Church of England Synod gathers to consider same-sex blessings

(Photo: Church of England)

Members of the Church of England's parliamentary body, General Synod, are convening to consider prayers of blessing for same-sex couples.

Plans to introduce Prayers of Love and Faith (PLF) were approved by the February meeting of Synod, which also agreed that new pastoral guidance should be introduced.

The House of Bishops has been working since the February Synod on how these prayers should be implemented and will update this week's meeting.

The majority of the House of Bishops has commended the Prayers of Love and Faith with the exception of 11 dissenting bishops, among them the Bishop of Blackburn, Philip North, the Bishop of Lancaster, Jill Duff, the Bishop of Chichester, Martin Warner, and the Bishop of Sheffield, Pete Wilcox.

Ahead of the November Synod, there have been calls for the Archbishop of Canterbury, Justin Welby, to step down over his handling of disagreements around PLF.

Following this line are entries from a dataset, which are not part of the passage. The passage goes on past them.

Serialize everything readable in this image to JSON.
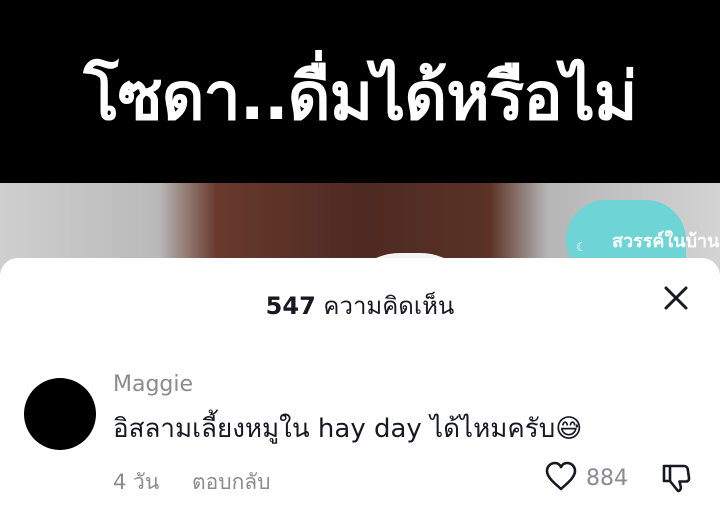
{
  "video": {
    "caption": "โซดา..ดื่มได้หรือไม่",
    "watermark": "สวรรค์ในบ้าน"
  },
  "comments_sheet": {
    "count": "547",
    "count_label": "ความคิดเห็น",
    "close_icon": "close-icon"
  },
  "comment": {
    "username": "Maggie",
    "text": "อิสลามเลี้ยงหมูใน hay day ได้ไหมครับ",
    "emoji": "😅",
    "time": "4 วัน",
    "reply_label": "ตอบกลับ",
    "like_count": "884",
    "like_icon": "heart-outline-icon",
    "dislike_icon": "thumbs-down-icon"
  },
  "colors": {
    "text_primary": "#161823",
    "text_secondary": "#8a8b91",
    "watermark_bg": "#6fd4d6"
  }
}
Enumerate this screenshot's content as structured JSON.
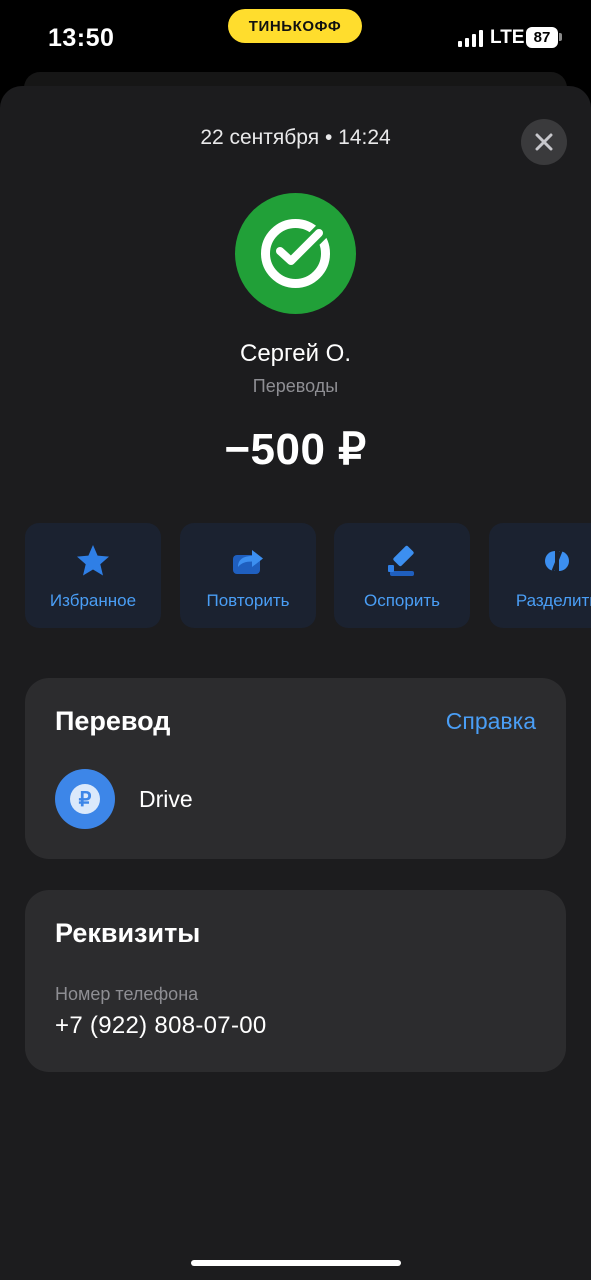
{
  "status_bar": {
    "time": "13:50",
    "bank_badge": "ТИНЬКОФФ",
    "network": "LTE",
    "battery": "87"
  },
  "transaction": {
    "date_time": "22 сентября • 14:24",
    "counterparty": "Сергей О.",
    "category": "Переводы",
    "amount": "−500 ₽"
  },
  "actions": [
    {
      "label": "Избранное",
      "icon": "star-icon"
    },
    {
      "label": "Повторить",
      "icon": "repeat-icon"
    },
    {
      "label": "Оспорить",
      "icon": "dispute-icon"
    },
    {
      "label": "Разделить",
      "icon": "split-icon"
    }
  ],
  "transfer_card": {
    "title": "Перевод",
    "help_link": "Справка",
    "item_label": "Drive",
    "item_icon_glyph": "₽"
  },
  "details_card": {
    "title": "Реквизиты",
    "phone_label": "Номер телефона",
    "phone_value": "+7 (922) 808-07-00"
  },
  "colors": {
    "accent": "#4a9ef5",
    "bank_yellow": "#ffdd2d",
    "sber_green": "#21a038",
    "sheet_bg": "#1c1c1e",
    "card_bg": "#2c2c2e"
  }
}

In October the House of Bishops voted to delay the implementation of standalone PLF services until 2025, when they will require a two-thirds majority. However, the bishops said that clergy would soon be able to use the new liturgy as part of existing services.

In an address to Synod at the start of the November group of sessions, the Archbishop of York, Stephen Cottrell, said he wanted legal protection for priests who wish to use the prayers.

"There will need to be some sort of provision. But just as the way forward that is being proposed is pastoral, and in my view does not mean a change in the Church of England's doctrine of Holy Matrimony, so I believe the reassurance and provision that we need should be pastoral," he said.

"This is why I will be supporting the amendment being put forward by the Bishop of Oxford because, as things stand, I am concerned that clergy using the commended prayers might find themselves vulnerable to a legal challenge if their use of the prayers looks to someone else to be a standalone service.

"Something that allows standalone services for an experimental period seems to me to be a sensible and pastoral way forward. It gives clergy and parishes who want to use the Prayers of Love and Faith the legal protection they need.

"And because this will be on an opt-in basis, clergy and parishes who in good conscience won't use the prayers will be under no compunction or compulsion so to do, nor will they be disadvantaged in any way by their decision."